Segment Start: RECORD SET
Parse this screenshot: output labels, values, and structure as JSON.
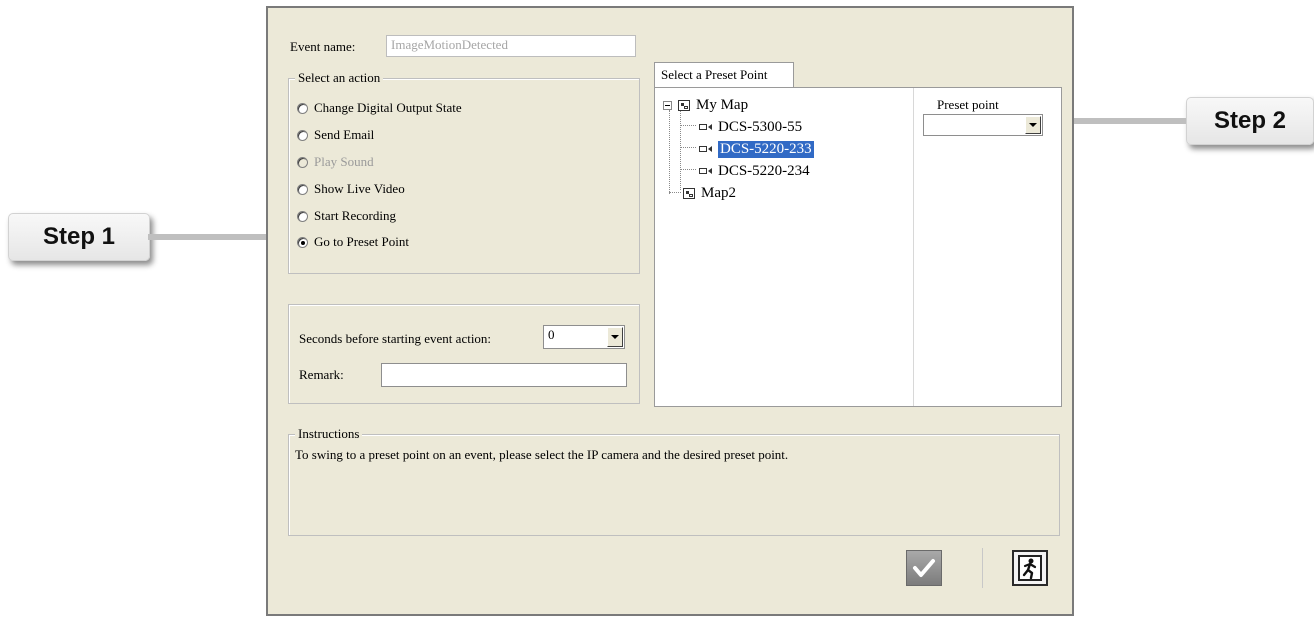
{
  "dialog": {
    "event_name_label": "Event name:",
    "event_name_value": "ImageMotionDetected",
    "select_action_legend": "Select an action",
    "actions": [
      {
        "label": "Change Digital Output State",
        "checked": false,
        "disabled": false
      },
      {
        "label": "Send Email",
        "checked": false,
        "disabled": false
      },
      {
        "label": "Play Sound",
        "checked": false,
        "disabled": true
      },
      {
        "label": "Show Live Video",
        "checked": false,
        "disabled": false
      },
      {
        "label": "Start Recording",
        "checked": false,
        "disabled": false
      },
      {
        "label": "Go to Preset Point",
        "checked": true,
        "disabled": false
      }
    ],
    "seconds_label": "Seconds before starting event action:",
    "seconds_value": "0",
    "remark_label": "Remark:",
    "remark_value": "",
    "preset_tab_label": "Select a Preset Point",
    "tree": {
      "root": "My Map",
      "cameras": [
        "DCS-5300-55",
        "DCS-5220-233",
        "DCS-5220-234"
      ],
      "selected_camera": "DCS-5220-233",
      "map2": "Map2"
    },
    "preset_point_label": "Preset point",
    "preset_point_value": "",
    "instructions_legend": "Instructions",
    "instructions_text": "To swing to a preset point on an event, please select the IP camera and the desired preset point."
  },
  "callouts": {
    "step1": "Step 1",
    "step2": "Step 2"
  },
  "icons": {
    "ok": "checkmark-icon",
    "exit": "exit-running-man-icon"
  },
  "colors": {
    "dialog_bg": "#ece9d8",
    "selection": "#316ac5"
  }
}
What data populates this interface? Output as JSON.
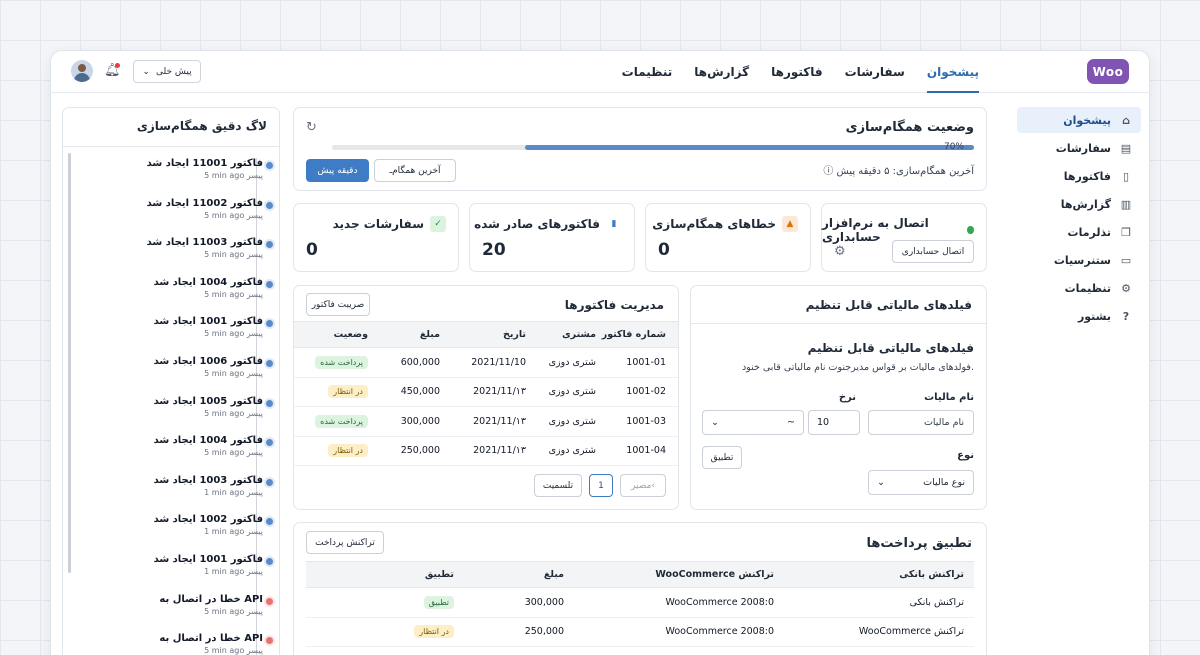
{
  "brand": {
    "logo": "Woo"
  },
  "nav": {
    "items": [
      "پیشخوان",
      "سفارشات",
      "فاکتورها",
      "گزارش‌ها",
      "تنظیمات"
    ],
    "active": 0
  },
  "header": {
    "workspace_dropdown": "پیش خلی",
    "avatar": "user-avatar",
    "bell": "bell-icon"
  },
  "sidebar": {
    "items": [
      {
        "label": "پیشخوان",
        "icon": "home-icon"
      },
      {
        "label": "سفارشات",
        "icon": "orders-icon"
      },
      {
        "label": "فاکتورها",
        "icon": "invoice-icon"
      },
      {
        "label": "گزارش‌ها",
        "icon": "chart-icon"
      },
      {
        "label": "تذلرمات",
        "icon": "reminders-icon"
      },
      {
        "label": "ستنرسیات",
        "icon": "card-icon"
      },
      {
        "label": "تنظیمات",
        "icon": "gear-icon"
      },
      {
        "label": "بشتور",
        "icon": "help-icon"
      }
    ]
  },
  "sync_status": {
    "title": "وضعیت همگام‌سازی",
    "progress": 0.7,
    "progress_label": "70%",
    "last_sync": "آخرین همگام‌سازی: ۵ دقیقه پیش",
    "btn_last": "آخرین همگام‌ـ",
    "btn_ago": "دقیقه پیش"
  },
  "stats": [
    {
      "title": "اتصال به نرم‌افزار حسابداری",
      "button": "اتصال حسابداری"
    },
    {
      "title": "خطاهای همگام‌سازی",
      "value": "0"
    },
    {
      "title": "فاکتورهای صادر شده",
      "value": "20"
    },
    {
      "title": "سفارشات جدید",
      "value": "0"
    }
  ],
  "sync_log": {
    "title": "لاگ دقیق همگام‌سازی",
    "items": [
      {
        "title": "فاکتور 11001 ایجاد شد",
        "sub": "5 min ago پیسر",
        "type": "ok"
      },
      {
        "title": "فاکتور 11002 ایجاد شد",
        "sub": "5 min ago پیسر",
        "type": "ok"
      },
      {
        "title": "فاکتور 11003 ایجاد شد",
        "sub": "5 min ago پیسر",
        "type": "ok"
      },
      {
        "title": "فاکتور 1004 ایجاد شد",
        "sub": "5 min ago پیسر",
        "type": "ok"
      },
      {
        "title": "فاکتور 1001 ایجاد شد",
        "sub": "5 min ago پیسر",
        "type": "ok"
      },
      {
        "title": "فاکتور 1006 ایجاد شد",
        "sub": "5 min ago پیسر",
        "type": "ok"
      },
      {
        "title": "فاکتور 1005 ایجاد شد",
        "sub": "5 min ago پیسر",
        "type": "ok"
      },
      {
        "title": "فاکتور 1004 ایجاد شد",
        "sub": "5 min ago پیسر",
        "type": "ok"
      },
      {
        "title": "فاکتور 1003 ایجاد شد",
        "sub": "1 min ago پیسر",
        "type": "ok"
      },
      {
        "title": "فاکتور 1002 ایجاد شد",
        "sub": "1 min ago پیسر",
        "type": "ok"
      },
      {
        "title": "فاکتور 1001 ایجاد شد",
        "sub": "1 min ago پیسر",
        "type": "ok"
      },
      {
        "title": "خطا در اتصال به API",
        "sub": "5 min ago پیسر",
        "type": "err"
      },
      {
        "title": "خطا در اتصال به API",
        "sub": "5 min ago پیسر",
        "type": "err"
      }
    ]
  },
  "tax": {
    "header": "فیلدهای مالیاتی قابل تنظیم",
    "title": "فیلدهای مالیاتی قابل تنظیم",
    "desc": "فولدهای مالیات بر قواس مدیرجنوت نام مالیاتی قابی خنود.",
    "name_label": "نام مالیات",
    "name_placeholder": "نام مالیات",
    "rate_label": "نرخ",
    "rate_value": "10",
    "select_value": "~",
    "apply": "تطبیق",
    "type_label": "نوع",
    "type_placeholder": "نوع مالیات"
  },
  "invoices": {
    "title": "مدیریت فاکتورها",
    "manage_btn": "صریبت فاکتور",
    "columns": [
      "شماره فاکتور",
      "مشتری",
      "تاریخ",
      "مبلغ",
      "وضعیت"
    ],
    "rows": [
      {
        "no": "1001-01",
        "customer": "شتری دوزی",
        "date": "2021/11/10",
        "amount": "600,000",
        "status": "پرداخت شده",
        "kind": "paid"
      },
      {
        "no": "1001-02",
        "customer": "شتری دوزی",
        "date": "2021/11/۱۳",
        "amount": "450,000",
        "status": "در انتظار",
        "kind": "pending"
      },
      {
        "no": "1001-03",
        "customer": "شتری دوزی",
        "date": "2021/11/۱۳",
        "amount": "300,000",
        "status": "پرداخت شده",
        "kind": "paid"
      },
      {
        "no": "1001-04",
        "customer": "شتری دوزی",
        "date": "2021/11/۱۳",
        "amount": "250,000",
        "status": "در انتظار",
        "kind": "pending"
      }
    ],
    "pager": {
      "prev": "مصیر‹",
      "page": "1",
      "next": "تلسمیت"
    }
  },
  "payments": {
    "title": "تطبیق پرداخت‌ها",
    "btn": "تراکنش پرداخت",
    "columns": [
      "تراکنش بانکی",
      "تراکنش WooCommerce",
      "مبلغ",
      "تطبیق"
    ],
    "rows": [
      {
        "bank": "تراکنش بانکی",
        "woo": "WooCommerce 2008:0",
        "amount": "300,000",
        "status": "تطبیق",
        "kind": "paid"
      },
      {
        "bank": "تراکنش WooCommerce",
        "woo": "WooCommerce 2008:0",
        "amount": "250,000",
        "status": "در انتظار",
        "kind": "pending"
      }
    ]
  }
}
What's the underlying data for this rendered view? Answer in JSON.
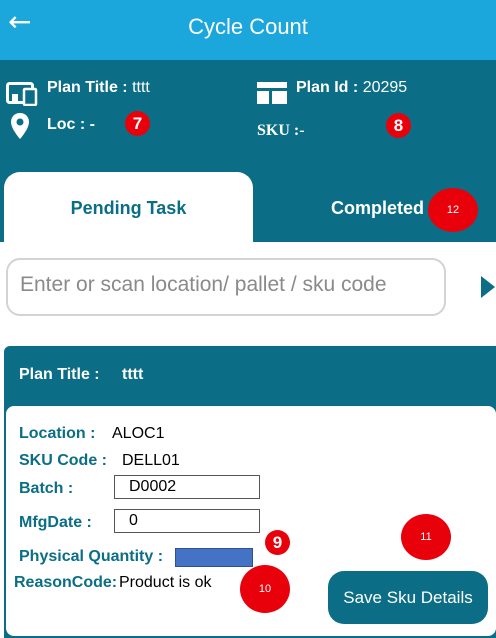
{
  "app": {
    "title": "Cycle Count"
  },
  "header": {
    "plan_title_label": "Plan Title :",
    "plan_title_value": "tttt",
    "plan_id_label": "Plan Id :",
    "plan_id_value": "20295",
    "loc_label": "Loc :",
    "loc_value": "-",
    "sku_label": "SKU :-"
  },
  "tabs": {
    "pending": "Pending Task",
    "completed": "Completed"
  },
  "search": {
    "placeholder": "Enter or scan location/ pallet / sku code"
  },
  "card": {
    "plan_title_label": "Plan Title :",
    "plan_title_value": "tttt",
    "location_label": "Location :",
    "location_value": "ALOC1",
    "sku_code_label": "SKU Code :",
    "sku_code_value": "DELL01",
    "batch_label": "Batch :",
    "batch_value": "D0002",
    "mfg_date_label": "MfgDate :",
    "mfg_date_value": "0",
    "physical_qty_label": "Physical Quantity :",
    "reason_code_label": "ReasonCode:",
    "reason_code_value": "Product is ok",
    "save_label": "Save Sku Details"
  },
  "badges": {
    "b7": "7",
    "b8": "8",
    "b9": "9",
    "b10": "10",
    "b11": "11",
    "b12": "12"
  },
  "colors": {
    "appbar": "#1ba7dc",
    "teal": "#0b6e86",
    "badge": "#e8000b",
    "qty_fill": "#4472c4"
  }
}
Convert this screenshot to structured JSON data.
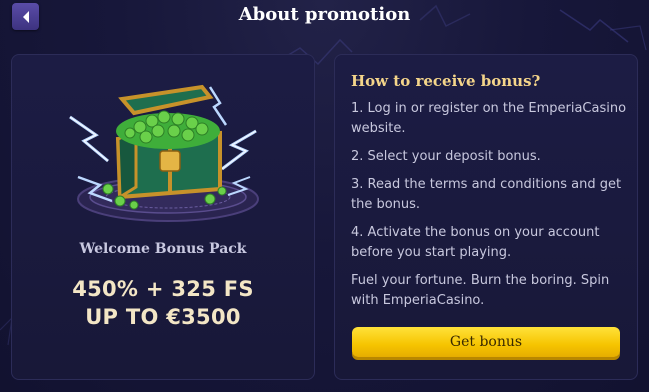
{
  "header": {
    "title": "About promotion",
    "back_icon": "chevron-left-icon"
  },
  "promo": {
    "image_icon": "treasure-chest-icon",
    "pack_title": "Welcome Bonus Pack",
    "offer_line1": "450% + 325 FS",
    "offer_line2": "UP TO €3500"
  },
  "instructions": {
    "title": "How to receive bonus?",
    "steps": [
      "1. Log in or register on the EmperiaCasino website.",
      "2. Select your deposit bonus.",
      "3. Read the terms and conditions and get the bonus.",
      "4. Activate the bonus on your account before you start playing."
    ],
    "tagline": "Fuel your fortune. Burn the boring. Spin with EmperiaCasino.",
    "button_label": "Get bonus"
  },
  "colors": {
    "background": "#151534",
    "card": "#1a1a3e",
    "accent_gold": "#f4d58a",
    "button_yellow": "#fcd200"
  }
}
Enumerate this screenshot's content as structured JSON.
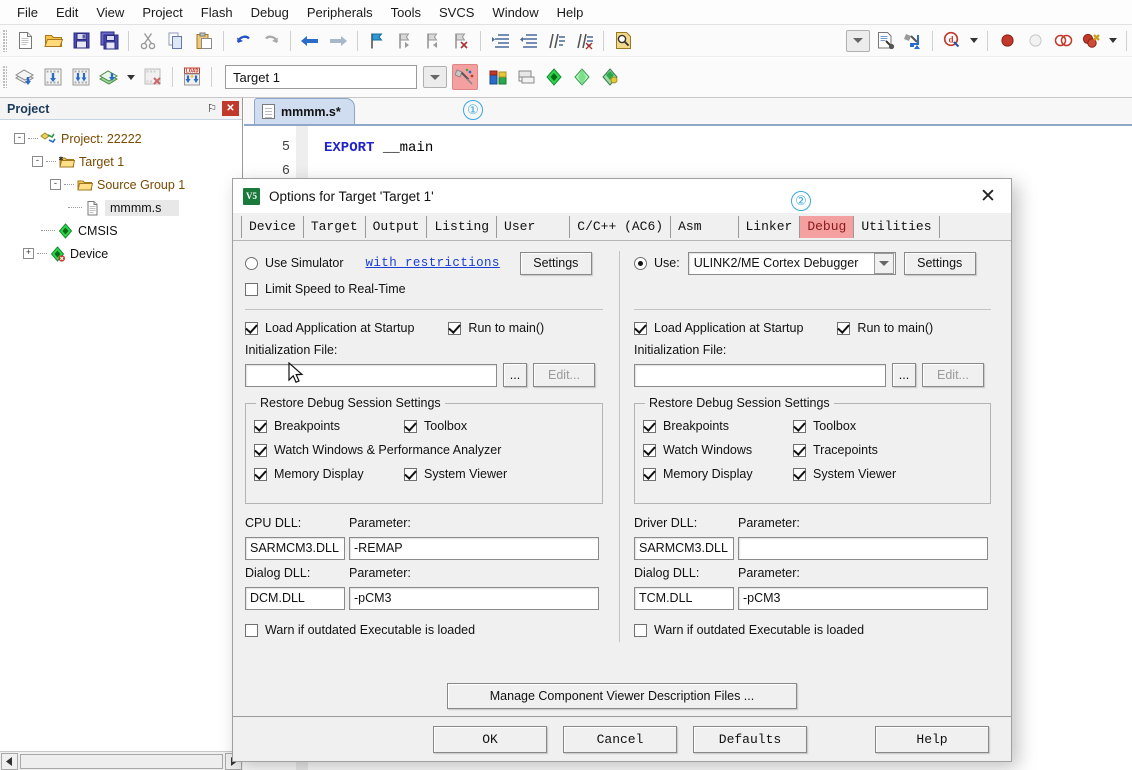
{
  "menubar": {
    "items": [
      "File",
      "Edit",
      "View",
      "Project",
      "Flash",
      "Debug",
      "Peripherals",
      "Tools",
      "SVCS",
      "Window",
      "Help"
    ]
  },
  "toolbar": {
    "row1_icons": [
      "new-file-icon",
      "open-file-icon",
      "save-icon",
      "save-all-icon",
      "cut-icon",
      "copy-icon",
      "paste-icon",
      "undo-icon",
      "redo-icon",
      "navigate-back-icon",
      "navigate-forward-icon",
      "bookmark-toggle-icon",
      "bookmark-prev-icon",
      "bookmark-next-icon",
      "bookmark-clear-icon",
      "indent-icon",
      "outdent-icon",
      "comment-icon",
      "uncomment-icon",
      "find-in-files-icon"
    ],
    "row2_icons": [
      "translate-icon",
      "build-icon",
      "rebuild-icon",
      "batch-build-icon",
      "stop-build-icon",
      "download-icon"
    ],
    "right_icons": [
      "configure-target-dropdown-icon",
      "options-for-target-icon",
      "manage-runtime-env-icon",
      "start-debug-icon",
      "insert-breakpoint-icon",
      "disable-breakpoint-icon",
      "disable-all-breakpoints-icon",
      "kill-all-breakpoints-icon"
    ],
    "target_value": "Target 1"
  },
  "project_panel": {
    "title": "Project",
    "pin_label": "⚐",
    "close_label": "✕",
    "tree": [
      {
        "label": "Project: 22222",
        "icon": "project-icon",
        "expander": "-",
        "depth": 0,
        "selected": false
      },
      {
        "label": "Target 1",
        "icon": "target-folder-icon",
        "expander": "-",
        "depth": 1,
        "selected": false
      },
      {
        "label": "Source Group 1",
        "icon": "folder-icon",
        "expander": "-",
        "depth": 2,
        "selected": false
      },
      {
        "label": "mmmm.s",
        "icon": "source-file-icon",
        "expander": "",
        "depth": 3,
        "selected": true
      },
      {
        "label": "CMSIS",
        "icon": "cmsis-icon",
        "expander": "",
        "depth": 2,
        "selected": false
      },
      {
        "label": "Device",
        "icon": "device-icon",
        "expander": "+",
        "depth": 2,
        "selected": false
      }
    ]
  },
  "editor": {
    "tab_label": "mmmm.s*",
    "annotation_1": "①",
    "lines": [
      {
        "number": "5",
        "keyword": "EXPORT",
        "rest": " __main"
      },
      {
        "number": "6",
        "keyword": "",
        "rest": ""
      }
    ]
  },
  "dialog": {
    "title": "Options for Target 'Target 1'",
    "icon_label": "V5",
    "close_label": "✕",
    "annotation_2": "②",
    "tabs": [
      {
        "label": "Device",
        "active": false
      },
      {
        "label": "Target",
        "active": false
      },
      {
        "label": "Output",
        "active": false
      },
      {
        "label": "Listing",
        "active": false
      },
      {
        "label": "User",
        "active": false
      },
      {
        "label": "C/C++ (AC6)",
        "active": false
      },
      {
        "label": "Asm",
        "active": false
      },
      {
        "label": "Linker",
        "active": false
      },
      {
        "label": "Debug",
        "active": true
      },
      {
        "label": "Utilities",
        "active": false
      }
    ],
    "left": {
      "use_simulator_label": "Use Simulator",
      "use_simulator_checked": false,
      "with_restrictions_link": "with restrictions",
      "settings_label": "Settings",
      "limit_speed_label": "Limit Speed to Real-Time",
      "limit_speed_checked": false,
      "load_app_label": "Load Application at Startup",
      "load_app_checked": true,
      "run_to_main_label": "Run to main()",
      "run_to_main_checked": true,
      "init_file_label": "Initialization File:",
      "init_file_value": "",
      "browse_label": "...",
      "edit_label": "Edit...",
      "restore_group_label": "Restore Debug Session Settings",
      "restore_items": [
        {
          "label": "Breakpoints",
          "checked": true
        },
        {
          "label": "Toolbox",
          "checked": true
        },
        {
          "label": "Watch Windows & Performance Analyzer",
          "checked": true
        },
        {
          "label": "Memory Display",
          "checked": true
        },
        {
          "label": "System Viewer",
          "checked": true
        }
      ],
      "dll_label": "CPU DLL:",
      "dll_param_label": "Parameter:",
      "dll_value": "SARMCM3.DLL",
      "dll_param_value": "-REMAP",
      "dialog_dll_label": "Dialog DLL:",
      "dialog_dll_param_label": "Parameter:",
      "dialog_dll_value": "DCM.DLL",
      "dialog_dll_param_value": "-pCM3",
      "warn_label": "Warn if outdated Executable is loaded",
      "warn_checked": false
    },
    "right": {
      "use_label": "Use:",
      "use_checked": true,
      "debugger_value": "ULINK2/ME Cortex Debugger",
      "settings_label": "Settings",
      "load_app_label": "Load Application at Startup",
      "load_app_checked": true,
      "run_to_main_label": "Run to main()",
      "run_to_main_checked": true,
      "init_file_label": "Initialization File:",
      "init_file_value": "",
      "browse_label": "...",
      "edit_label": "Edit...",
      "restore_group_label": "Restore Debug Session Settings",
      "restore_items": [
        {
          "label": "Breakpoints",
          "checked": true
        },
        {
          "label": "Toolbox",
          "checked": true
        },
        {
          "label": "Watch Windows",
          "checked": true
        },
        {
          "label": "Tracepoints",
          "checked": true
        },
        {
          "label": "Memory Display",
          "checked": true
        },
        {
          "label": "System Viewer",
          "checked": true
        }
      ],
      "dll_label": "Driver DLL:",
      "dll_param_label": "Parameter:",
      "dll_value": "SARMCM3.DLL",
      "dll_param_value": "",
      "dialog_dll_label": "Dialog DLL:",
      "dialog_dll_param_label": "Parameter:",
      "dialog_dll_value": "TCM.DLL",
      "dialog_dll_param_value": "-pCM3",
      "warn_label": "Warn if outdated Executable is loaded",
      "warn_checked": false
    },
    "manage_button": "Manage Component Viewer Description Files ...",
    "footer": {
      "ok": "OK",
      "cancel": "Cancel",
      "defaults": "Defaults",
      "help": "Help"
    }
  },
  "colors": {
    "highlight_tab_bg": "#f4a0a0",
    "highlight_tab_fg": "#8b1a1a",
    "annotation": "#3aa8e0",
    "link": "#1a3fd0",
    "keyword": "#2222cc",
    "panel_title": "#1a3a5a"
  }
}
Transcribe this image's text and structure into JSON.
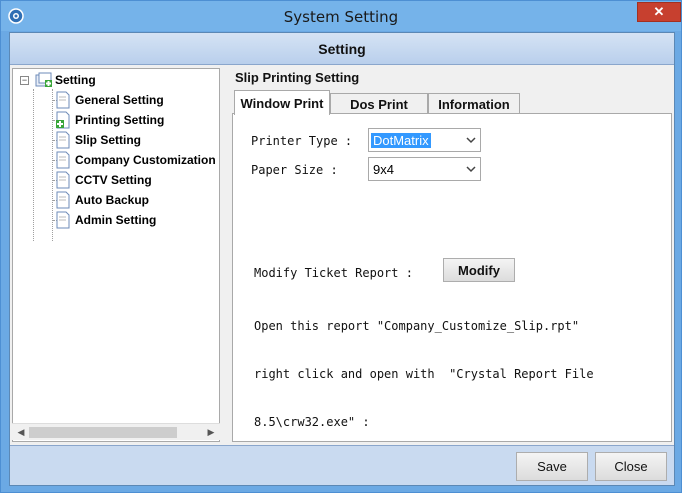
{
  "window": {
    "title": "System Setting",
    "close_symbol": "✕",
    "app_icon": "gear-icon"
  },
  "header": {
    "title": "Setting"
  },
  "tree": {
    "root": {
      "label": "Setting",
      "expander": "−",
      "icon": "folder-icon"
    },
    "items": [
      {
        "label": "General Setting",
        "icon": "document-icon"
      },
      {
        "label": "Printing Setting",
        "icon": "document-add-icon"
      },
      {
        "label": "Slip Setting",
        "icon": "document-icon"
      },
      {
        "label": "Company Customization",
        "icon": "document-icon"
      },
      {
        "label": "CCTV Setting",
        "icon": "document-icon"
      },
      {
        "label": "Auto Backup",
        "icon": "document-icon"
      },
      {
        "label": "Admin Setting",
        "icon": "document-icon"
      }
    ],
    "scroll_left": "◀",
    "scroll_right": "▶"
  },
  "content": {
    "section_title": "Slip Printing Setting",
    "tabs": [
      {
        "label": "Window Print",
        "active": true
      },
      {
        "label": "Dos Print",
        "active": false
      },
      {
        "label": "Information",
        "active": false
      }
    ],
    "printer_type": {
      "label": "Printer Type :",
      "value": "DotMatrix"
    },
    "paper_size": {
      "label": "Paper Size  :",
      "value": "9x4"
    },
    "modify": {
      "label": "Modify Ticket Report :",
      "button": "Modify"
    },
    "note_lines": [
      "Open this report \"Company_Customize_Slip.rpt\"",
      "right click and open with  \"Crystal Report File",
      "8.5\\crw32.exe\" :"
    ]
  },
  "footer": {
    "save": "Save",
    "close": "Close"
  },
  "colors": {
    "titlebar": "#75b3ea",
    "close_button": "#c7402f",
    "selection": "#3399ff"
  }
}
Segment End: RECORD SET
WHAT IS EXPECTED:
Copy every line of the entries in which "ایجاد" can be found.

TASK ANSWER:
        "title": "فاکتور 11001 ایجاد شد",
        "title": "فاکتور 11002 ایجاد شد",
        "title": "فاکتور 11003 ایجاد شد",
        "title": "فاکتور 1004 ایجاد شد",
        "title": "فاکتور 1001 ایجاد شد",
        "title": "فاکتور 1006 ایجاد شد",
        "title": "فاکتور 1005 ایجاد شد",
        "title": "فاکتور 1004 ایجاد شد",
        "title": "فاکتور 1003 ایجاد شد",
        "title": "فاکتور 1002 ایجاد شد",
        "title": "فاکتور 1001 ایجاد شد",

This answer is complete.